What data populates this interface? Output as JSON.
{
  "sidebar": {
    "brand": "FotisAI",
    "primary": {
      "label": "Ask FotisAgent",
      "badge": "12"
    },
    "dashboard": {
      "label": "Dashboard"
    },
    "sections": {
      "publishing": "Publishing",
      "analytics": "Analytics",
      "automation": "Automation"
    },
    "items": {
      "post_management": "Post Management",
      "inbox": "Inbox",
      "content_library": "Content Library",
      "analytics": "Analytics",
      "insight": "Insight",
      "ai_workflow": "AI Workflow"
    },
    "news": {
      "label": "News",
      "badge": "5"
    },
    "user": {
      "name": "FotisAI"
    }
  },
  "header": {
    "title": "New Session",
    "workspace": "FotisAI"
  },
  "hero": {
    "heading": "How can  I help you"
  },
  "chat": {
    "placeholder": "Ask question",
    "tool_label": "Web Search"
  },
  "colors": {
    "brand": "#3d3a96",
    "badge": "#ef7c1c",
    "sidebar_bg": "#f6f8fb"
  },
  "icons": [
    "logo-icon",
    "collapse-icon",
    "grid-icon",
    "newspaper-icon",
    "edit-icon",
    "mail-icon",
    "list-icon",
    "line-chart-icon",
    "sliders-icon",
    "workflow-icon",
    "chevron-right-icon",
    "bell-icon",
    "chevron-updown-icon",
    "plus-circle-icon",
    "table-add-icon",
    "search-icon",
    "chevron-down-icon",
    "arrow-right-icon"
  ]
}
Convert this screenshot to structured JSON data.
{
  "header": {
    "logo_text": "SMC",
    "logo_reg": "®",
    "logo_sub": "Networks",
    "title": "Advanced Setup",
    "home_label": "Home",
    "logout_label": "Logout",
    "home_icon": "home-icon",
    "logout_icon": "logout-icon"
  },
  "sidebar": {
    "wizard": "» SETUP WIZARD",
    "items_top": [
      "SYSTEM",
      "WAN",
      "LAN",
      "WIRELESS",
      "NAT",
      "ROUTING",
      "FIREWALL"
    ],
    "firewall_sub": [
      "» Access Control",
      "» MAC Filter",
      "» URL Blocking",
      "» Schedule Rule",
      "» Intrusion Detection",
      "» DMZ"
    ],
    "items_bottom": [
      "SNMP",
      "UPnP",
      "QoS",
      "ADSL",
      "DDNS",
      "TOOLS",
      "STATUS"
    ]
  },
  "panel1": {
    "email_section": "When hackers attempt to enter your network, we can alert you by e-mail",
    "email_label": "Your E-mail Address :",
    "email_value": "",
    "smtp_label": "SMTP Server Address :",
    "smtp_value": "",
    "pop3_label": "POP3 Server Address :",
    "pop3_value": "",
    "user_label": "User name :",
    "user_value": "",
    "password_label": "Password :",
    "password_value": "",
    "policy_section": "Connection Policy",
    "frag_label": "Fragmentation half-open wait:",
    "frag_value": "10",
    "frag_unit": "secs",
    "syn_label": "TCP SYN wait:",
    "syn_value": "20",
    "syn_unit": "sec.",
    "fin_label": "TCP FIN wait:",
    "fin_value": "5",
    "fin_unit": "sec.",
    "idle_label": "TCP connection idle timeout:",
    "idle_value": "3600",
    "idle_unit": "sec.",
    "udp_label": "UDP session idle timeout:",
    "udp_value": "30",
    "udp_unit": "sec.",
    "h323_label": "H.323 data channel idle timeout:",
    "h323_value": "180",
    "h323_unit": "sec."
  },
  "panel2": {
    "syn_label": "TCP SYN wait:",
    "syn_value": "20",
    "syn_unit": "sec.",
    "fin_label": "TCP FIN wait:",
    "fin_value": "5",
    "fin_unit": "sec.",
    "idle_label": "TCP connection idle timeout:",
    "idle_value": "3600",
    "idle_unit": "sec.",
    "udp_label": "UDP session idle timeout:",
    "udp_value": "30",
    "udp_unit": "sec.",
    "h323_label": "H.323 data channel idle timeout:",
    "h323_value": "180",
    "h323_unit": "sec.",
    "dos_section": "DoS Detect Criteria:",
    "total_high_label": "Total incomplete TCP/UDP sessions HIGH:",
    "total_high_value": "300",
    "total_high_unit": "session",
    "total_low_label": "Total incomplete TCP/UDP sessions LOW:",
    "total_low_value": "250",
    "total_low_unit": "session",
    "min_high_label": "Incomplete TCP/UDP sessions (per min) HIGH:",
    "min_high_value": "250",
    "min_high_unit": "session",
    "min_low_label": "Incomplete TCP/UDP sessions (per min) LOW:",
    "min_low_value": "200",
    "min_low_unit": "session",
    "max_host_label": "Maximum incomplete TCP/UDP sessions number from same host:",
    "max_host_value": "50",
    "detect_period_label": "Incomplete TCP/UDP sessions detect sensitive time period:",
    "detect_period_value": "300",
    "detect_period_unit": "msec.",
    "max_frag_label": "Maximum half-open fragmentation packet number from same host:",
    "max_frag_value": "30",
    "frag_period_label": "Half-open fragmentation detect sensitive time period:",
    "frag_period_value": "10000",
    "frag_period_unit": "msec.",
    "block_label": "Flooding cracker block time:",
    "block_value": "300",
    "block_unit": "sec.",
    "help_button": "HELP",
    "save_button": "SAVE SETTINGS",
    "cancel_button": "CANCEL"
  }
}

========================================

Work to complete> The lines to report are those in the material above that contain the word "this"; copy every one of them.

Exercise result>
What data populates this interface? Output as JSON.
Convert this screenshot to structured JSON data.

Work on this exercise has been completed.